“Combine them with other plants that do well when roses are slowing down,” adds Wes.

4. Prune the right way, at the right time

Pruning roses in the late winter or early spring – before any new growth develops – will give the best results,” says Wes. This will ensure your roses have the best possible head start on the growing season. 

If you have left pruning too late, it’s better late than never, but your roses may not reach their full potential in the current growing year.

How much to prune roses is a common question. “A general rule is to cut the bush rose back by one third,” says Wes. However, if your rose requires renovation, then you will need to cut it back harder.

When pruning rose bushes, many experts advise it’s best to make the cut slightly angled (around 45°) around 1/4 inch (0.5cm) above an outward-facing leaf bud. This is to help moisture run off and to ensure a neater pattern for new growth. However, if you can't manage to be this precise, your roses are unlikely to suffer.

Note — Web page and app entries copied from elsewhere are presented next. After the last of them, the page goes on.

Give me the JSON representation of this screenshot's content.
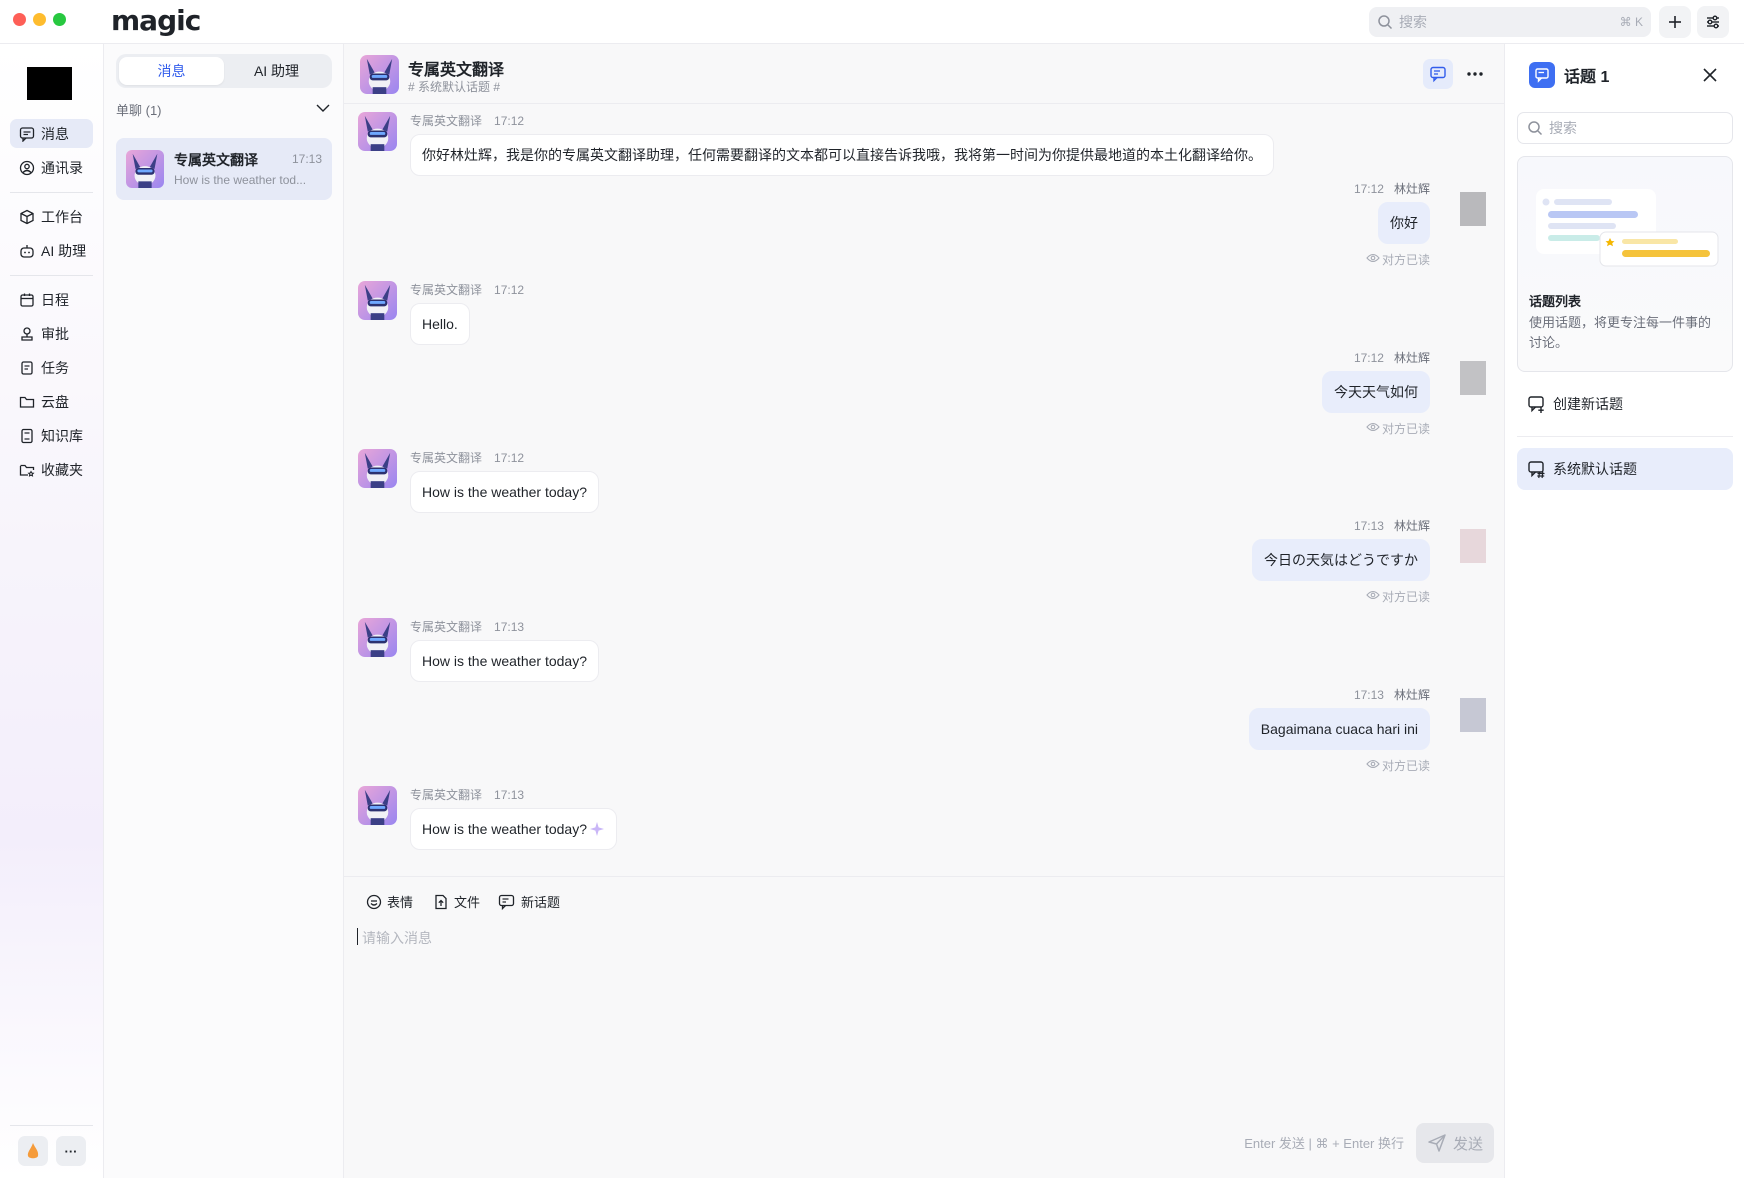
{
  "app": {
    "logo": "magic",
    "search_placeholder": "搜索",
    "search_shortcut": "⌘ K"
  },
  "nav": {
    "items": [
      {
        "label": "消息",
        "icon": "message-icon"
      },
      {
        "label": "通讯录",
        "icon": "contacts-icon"
      },
      {
        "label": "工作台",
        "icon": "workbench-icon"
      },
      {
        "label": "AI 助理",
        "icon": "robot-icon"
      },
      {
        "label": "日程",
        "icon": "calendar-icon"
      },
      {
        "label": "审批",
        "icon": "approval-icon"
      },
      {
        "label": "任务",
        "icon": "task-icon"
      },
      {
        "label": "云盘",
        "icon": "folder-icon"
      },
      {
        "label": "知识库",
        "icon": "book-icon"
      },
      {
        "label": "收藏夹",
        "icon": "favorites-icon"
      }
    ],
    "more": "···"
  },
  "convlist": {
    "tabs": [
      "消息",
      "AI 助理"
    ],
    "group_label": "单聊 (1)",
    "items": [
      {
        "name": "专属英文翻译",
        "time": "17:13",
        "preview": "How is the weather tod..."
      }
    ]
  },
  "chat": {
    "title": "专属英文翻译",
    "subtitle": "# 系统默认话题 #",
    "bot_name": "专属英文翻译",
    "user_name": "林灶辉",
    "read_status": "对方已读",
    "messages": [
      {
        "dir": "in",
        "time": "17:12",
        "text": "你好林灶辉，我是你的专属英文翻译助理，任何需要翻译的文本都可以直接告诉我哦，我将第一时间为你提供最地道的本土化翻译给你。"
      },
      {
        "dir": "out",
        "time": "17:12",
        "text": "你好",
        "avatar_color": "#b9b9bc"
      },
      {
        "dir": "in",
        "time": "17:12",
        "text": "Hello."
      },
      {
        "dir": "out",
        "time": "17:12",
        "text": "今天天气如何",
        "avatar_color": "#c2c2c5"
      },
      {
        "dir": "in",
        "time": "17:12",
        "text": "How is the weather today?"
      },
      {
        "dir": "out",
        "time": "17:13",
        "text": "今日の天気はどうですか",
        "avatar_color": "#e7d7db"
      },
      {
        "dir": "in",
        "time": "17:13",
        "text": "How is the weather today?"
      },
      {
        "dir": "out",
        "time": "17:13",
        "text": "Bagaimana cuaca hari ini",
        "avatar_color": "#c6c8d4"
      },
      {
        "dir": "in",
        "time": "17:13",
        "text": "How is the weather today?"
      }
    ],
    "composer": {
      "tools": [
        "表情",
        "文件",
        "新话题"
      ],
      "placeholder": "请输入消息",
      "hint": "Enter 发送 | ⌘ + Enter 换行",
      "send_label": "发送"
    }
  },
  "topics": {
    "title": "话题 1",
    "search_placeholder": "搜索",
    "card_title": "话题列表",
    "card_desc": "使用话题，将更专注每一件事的讨论。",
    "create_label": "创建新话题",
    "default_topic": "系统默认话题"
  },
  "colors": {
    "accent": "#315cec",
    "active_bg": "#e6eaf7",
    "bubble_out": "#e8edfb"
  }
}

Pruning rose bushes

(Image credit: Getty Images)

5. Fertilize twice

Fertilizing roses is essential in order to encourage healthy plants and maximum blooms.

“Fertilize in early spring, and again in late summer, with a balanced fertilizer such as 10-10-10 that includes micronutrients,’ says Wes. “Do not fertilize going into summer or winter.”

Most balanced rose fertilizers will give good results. However, rotating the product on different feeds will help to avoid a build-up of salts in the soil.

You should also consider adding some alfalfa meal along with your fertilizer of choice, as it will give both the rose bushes and the soil important nutrients.

6. Water deeply

Watering roses properly will help the plants to grow well and be less susceptible to diseases.

“Roses need 1” (2.5cm) of water per week – they like to be watered less frequently but deeply,” explains Wes.

This can be done using a deep watering device, watering wand, or good old-fashioned watering can. It’s a good idea to water roses twice – allowing the first drench of water to soak into the soil, then going over again.

Rather than watering roses on a schedule, it’s best to water them when they need it. “Scratch the soil to a depth of 3 inches (8cm), and if it feels dry, water the plant,” says Wes.

Adding a thick layer of mulch around your roses will help to retain water in the soil, as well as adding further nutrients.

Inspecting rose bushes

(Image credit: Getty Images)

7. Avoid chemicals

If your rose is affected by pests or disease, it’s tempting to reach for a chemical spray. However, rose experts tend to favor organic methods of control.

“Any pesticides you use will damage the pests or diseases you are trying to control – but can kill beneficial insects and soil micro-organisms,” explains Wes.

“Hand remove, or use organic pesticides whenever possible to control pest and disease outbreaks.”

Check plants regularly for signs of disease such as black spot, or pests such as rose weevils. It is easier to control these problems organically before they get out of hand.

8. Deadhead spent blooms

Deadheading old blooms will not just keep the plants looking tidy – it will encourage the growth of new flowers.

There are two rose deadheading methods that experts use. The first is to simply twist and snap off the flowerhead. It's effective and easy, but does leave a long stem at the top.

The second option is the 5-leaf junction method, which allows more control. Simply use hand pruners to cut the old flowers off down to the first 5-leaf junction, with the cane at a slight angle. As when pruning, leave around 1/4 of an inch (0.5cm) above the junction.

It won't be long before you will have a second flush of beautiful roses to enjoy.

Melanie Griffiths
Senior Editor

Melanie has worked in homes and gardens media for two decades. Having previously served as Editor on Period Living magazine, and worked on Homes & Gardens, Gardening Etc, Real Homes, and Homebuilding & Renovating, she is now focusing on her passion for gardening as a Senior Editor at Gardening Know How.

Melanie has spent the last few years transforming her own garden, and is also a keen home grower, having experimented with pretty much every type of vegetable at some point.

In her spare time, she loves to explore inspiring gardens and historic properties.